A draft of a refreshed NZEECS was approved for release by Cabinet and consultation on it closed on 7 February 2017. A refreshed NZEECS is expected to be released in 2017.

Climate Change Description:

The Energy Efficiency and Conservation Authority’s role under the Energy Efficiency and Conservation Act 2000 includes preparing and administering an energy efficiency strategy for New Zealand.

In 2001, the first five-year National Energy Efficiency and Conservation Strategy was released. When the Strategy was updated in October 2007, it was renamed the New Zealand Energy Efficiency and Conservation Strategy (NZEECS), and treated as a companion piece to a new, more general, Energy Strategy produced by the then Ministry of Economic Development for the Government. The current New Zealand Energy Efficiency and Conservation Strategy 2011 – 2016 was released simultaneously with the Energy Strategy.

The current Energy Efficiency and Conservation Strategy's focus is on promoting energy efficiency, energy conservation and renewable energy. It is prepared in accordance with the Energy Efficiency and Conservation Act 2000 and is in force for a period of five years.
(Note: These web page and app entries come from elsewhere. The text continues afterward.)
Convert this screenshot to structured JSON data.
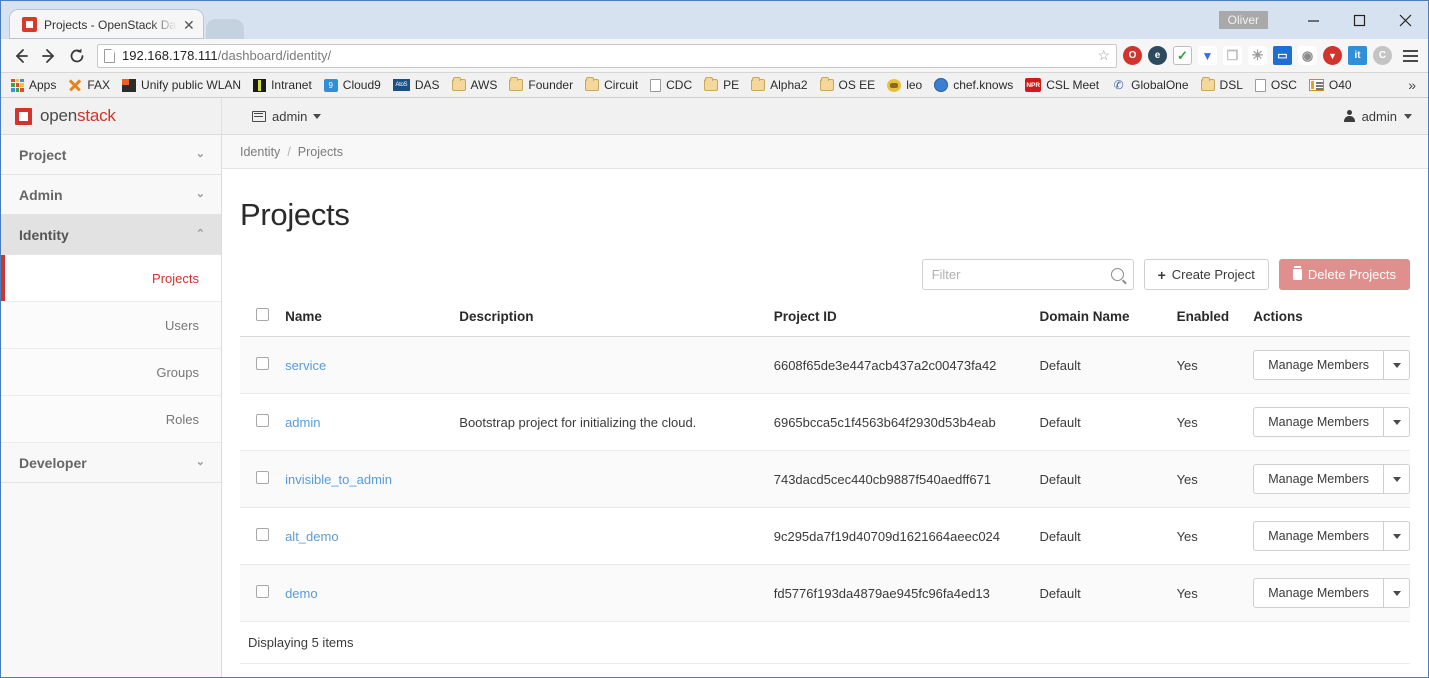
{
  "browser": {
    "tab": {
      "title": "Projects - OpenStack Dash",
      "close_label": "✕",
      "favicon": "openstack-favicon"
    },
    "window": {
      "user_badge": "Oliver",
      "minimize_label": "minimize",
      "maximize_label": "maximize",
      "close_label": "close"
    },
    "nav": {
      "back_label": "←",
      "forward_label": "→",
      "reload_label": "↻",
      "url_host": "192.168.178.111",
      "url_path": "/dashboard/identity/",
      "star_label": "☆",
      "menu_label": "menu"
    },
    "extensions": [
      {
        "name": "opera-icon",
        "glyph": "O",
        "bg": "#d0342c",
        "fg": "#ffffff"
      },
      {
        "name": "edge-icon",
        "glyph": "e",
        "bg": "#2d4a5e",
        "fg": "#ffffff"
      },
      {
        "name": "checkmark-icon",
        "glyph": "✓",
        "bg": "#ffffff",
        "fg": "#2aa62a"
      },
      {
        "name": "diamond-icon",
        "glyph": "▼",
        "bg": "#ffffff",
        "fg": "#3a6fd8"
      },
      {
        "name": "copy-pages-icon",
        "glyph": "❐",
        "bg": "#ffffff",
        "fg": "#b8b8b8"
      },
      {
        "name": "globe-icon",
        "glyph": "●",
        "bg": "#ffffff",
        "fg": "#9a9a9a"
      },
      {
        "name": "window-icon",
        "glyph": "▭",
        "bg": "#1f6fd0",
        "fg": "#ffffff"
      },
      {
        "name": "film-reel-icon",
        "glyph": "◉",
        "bg": "#ffffff",
        "fg": "#8a8a8a"
      },
      {
        "name": "download-icon",
        "glyph": "▼",
        "bg": "#d0342c",
        "fg": "#ffffff"
      },
      {
        "name": "it-icon",
        "glyph": "it",
        "bg": "#2f8fd8",
        "fg": "#ffffff"
      },
      {
        "name": "copy-c-icon",
        "glyph": "C",
        "bg": "#c4c4c4",
        "fg": "#ffffff"
      }
    ],
    "bookmarks": [
      {
        "label": "Apps",
        "icon": "apps-grid-icon"
      },
      {
        "label": "FAX",
        "icon": "fax-x-icon"
      },
      {
        "label": "Unify public WLAN",
        "icon": "unify-icon"
      },
      {
        "label": "Intranet",
        "icon": "intranet-icon"
      },
      {
        "label": "Cloud9",
        "icon": "cloud9-icon"
      },
      {
        "label": "DAS",
        "icon": "das-icon"
      },
      {
        "label": "AWS",
        "icon": "folder-icon"
      },
      {
        "label": "Founder",
        "icon": "folder-icon"
      },
      {
        "label": "Circuit",
        "icon": "folder-icon"
      },
      {
        "label": "CDC",
        "icon": "doc-icon"
      },
      {
        "label": "PE",
        "icon": "folder-icon"
      },
      {
        "label": "Alpha2",
        "icon": "folder-icon"
      },
      {
        "label": "OS EE",
        "icon": "folder-icon"
      },
      {
        "label": "leo",
        "icon": "leo-icon"
      },
      {
        "label": "chef.knows",
        "icon": "chef-icon"
      },
      {
        "label": "CSL Meet",
        "icon": "npr-icon"
      },
      {
        "label": "GlobalOne",
        "icon": "globalone-icon"
      },
      {
        "label": "DSL",
        "icon": "folder-icon"
      },
      {
        "label": "OSC",
        "icon": "doc-icon"
      },
      {
        "label": "O40",
        "icon": "o40-icon"
      }
    ],
    "bookmarks_overflow_label": "»"
  },
  "dashboard": {
    "brand": {
      "word1": "open",
      "word2": "stack",
      "logo": "openstack-logo-icon"
    },
    "context_switcher": {
      "label": "admin",
      "icon": "grid-icon"
    },
    "user_menu": {
      "label": "admin",
      "icon": "person-icon"
    }
  },
  "sidebar": {
    "groups": [
      {
        "label": "Project",
        "chevron": "⌄",
        "state": "collapsed"
      },
      {
        "label": "Admin",
        "chevron": "⌄",
        "state": "collapsed"
      },
      {
        "label": "Identity",
        "chevron": "⌃",
        "state": "expanded"
      }
    ],
    "identity_items": [
      {
        "label": "Projects",
        "current": true
      },
      {
        "label": "Users",
        "current": false
      },
      {
        "label": "Groups",
        "current": false
      },
      {
        "label": "Roles",
        "current": false
      }
    ],
    "developer_group": {
      "label": "Developer",
      "chevron": "⌄",
      "state": "collapsed"
    }
  },
  "breadcrumb": {
    "root": "Identity",
    "separator": "/",
    "current": "Projects"
  },
  "page": {
    "title": "Projects",
    "filter_placeholder": "Filter",
    "filter_value": "",
    "create_button": "Create Project",
    "create_button_icon": "plus-icon",
    "delete_button": "Delete Projects",
    "delete_button_icon": "trash-icon",
    "footer_text": "Displaying 5 items",
    "accent_color": "#d0342c",
    "link_color": "#5b9bd5",
    "danger_color": "#e08f8f"
  },
  "table": {
    "columns": [
      "",
      "Name",
      "Description",
      "Project ID",
      "Domain Name",
      "Enabled",
      "Actions"
    ],
    "action_label": "Manage Members",
    "rows": [
      {
        "name": "service",
        "description": "",
        "project_id": "6608f65de3e447acb437a2c00473fa42",
        "domain": "Default",
        "enabled": "Yes"
      },
      {
        "name": "admin",
        "description": "Bootstrap project for initializing the cloud.",
        "project_id": "6965bcca5c1f4563b64f2930d53b4eab",
        "domain": "Default",
        "enabled": "Yes"
      },
      {
        "name": "invisible_to_admin",
        "description": "",
        "project_id": "743dacd5cec440cb9887f540aedff671",
        "domain": "Default",
        "enabled": "Yes"
      },
      {
        "name": "alt_demo",
        "description": "",
        "project_id": "9c295da7f19d40709d1621664aeec024",
        "domain": "Default",
        "enabled": "Yes"
      },
      {
        "name": "demo",
        "description": "",
        "project_id": "fd5776f193da4879ae945fc96fa4ed13",
        "domain": "Default",
        "enabled": "Yes"
      }
    ]
  }
}
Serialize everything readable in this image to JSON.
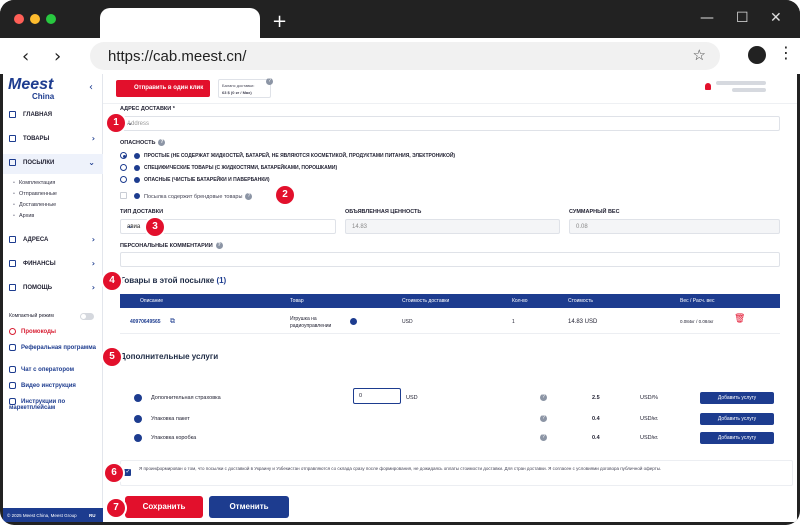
{
  "browser": {
    "url": "https://cab.meest.cn/",
    "new_tab_glyph": "+",
    "controls": {
      "minimize": "—",
      "maximize": "☐",
      "close": "✕"
    },
    "nav": {
      "back": "‹",
      "forward": "›"
    }
  },
  "brand": {
    "logo": "Meest",
    "sub": "China",
    "primary_color": "#1d3c8f",
    "accent_color": "#e2102c"
  },
  "sidebar": {
    "items": [
      {
        "label": "ГЛАВНАЯ",
        "icon": "grid-icon"
      },
      {
        "label": "ТОВАРЫ",
        "icon": "box-icon"
      },
      {
        "label": "ПОСЫЛКИ",
        "icon": "parcel-icon"
      },
      {
        "label": "АДРЕСА",
        "icon": "pin-icon"
      },
      {
        "label": "ФИНАНСЫ",
        "icon": "wallet-icon"
      },
      {
        "label": "ПОМОЩЬ",
        "icon": "help-icon"
      }
    ],
    "parcels_sub": [
      "Комплектация",
      "Отправленные",
      "Доставленные",
      "Архив"
    ],
    "compact_mode": "Компактный режим",
    "links": [
      "Промокоды",
      "Реферальная программа",
      "Чат с оператором",
      "Видео инструкция",
      "Инструкции по маркетплейсам"
    ],
    "footer": "© 2025 Meest China, Meest Group",
    "lang": "RU"
  },
  "topbar": {
    "send_button": "Отправить в один клик",
    "balance_label": "Баланс доставки:",
    "balance_value": "63 $ (0 кг / Max)"
  },
  "form": {
    "address_label": "АДРЕС ДОСТАВКИ *",
    "address_placeholder": "Address",
    "danger_label": "ОПАСНОСТЬ",
    "danger_options": [
      "ПРОСТЫЕ (НЕ СОДЕРЖАТ ЖИДКОСТЕЙ, БАТАРЕЙ, НЕ ЯВЛЯЮТСЯ КОСМЕТИКОЙ, ПРОДУКТАМИ ПИТАНИЯ, ЭЛЕКТРОНИКОЙ)",
      "СПЕЦИФИЧЕСКИЕ ТОВАРЫ (С ЖИДКОСТЯМИ, БАТАРЕЙКАМИ, ПОРОШКАМИ)",
      "ОПАСНЫЕ (ЧИСТЫЕ БАТАРЕЙКИ И ПАВЕРБАНКИ)"
    ],
    "branded_label": "Посылка содержит брендовые товары",
    "delivery_type_label": "ТИП ДОСТАВКИ",
    "delivery_type_value": "авиа",
    "declared_value_label": "ОБЪЯВЛЕННАЯ ЦЕННОСТЬ",
    "declared_value": "14.83",
    "total_weight_label": "СУММАРНЫЙ ВЕС",
    "total_weight": "0.08",
    "comments_label": "ПЕРСОНАЛЬНЫЕ КОММЕНТАРИИ"
  },
  "goods": {
    "title": "Товары в этой посылке",
    "count": "(1)",
    "columns": [
      "Описание",
      "Товар",
      "Стоимость доставки",
      "Кол-во",
      "Стоимость",
      "Вес / Расч. вес"
    ],
    "rows": [
      {
        "id": "40970649565",
        "product": "Игрушка на радиоуправлении",
        "currency": "USD",
        "qty": "1",
        "cost": "14.83 USD",
        "weight": "0.084кг / 0.084кг"
      }
    ]
  },
  "services": {
    "title": "Дополнительные услуги",
    "items": [
      {
        "name": "Дополнительная страховка",
        "input": "0",
        "input_unit": "USD",
        "price": "2.5",
        "unit": "USD/%",
        "button": "Добавить услугу"
      },
      {
        "name": "Упаковка пакет",
        "price": "0.4",
        "unit": "USD/кг.",
        "button": "Добавить услугу"
      },
      {
        "name": "Упаковка коробка",
        "price": "0.4",
        "unit": "USD/кг.",
        "button": "Добавить услугу"
      }
    ]
  },
  "agreement": "Я проинформирован о том, что посылки с доставкой в Украину и Узбекистан отправляются со склада сразу после формирования, не дожидаясь оплаты стоимости доставки. Для стран доставки. Я согласен с условиями договора публичной оферты.",
  "actions": {
    "save": "Сохранить",
    "cancel": "Отменить"
  },
  "badges": [
    "1",
    "2",
    "3",
    "4",
    "5",
    "6",
    "7"
  ]
}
In addition to an economy-wide target to continue to achieve a rate of energy intensity improvement of 1.3 percent per annum the Conservation Strategy sets out objectives for six sectors:

 

  • Transport: a more energy-efficient transport system, with a greater diversity of fuels and alternative energy technologies
  • Business: enhanced business growth and competitiveness resulting from energy intensity improvements
  • Housing: warm, dry and energy-efficient homes with improved air quality to avoid ill-health and lost productivity
  • Products: greater business and consumer uptake of energy-efficient products
  • Electricity system: an efficient, renewable electricity system supporting New Zealand’s global competitiveness
  • Public sector: greater value for money from the public sector through increased energy efficiency.

 

By law, there must always be a five-year national energy efficiency and conservation strategy.  The current Strategy expires on 30 August 2016 and can be replaced or rolled over - the Minister of Energy and Resources has decided to replace the current NZEECS and to do this in conjunction with some work on specific energy targets.  Work on developing the replacement NZEECS is underway.

A draft of a refreshed NZEECS was approved for release by Cabinet and consultation on it closed on 7 February 2017. A refreshed NZEECS is expected to be released in 2017.

Amended:

Previously named the National Energy Efficiency and Conservation Strategy (2001)

Amended:

Previously named the National Energy Efficiency and Conservation Strategy (2001)

Amended:

Previously named the National Energy Efficiency and Conservation Strategy (2001)

Related policies:New Zealand Energy Strategy (NZES) , The New Zealand Energy Efficiency and Conservation Strategy 2011-2016

Last modified: Wed, 10 May 2017 16:04:50 CEST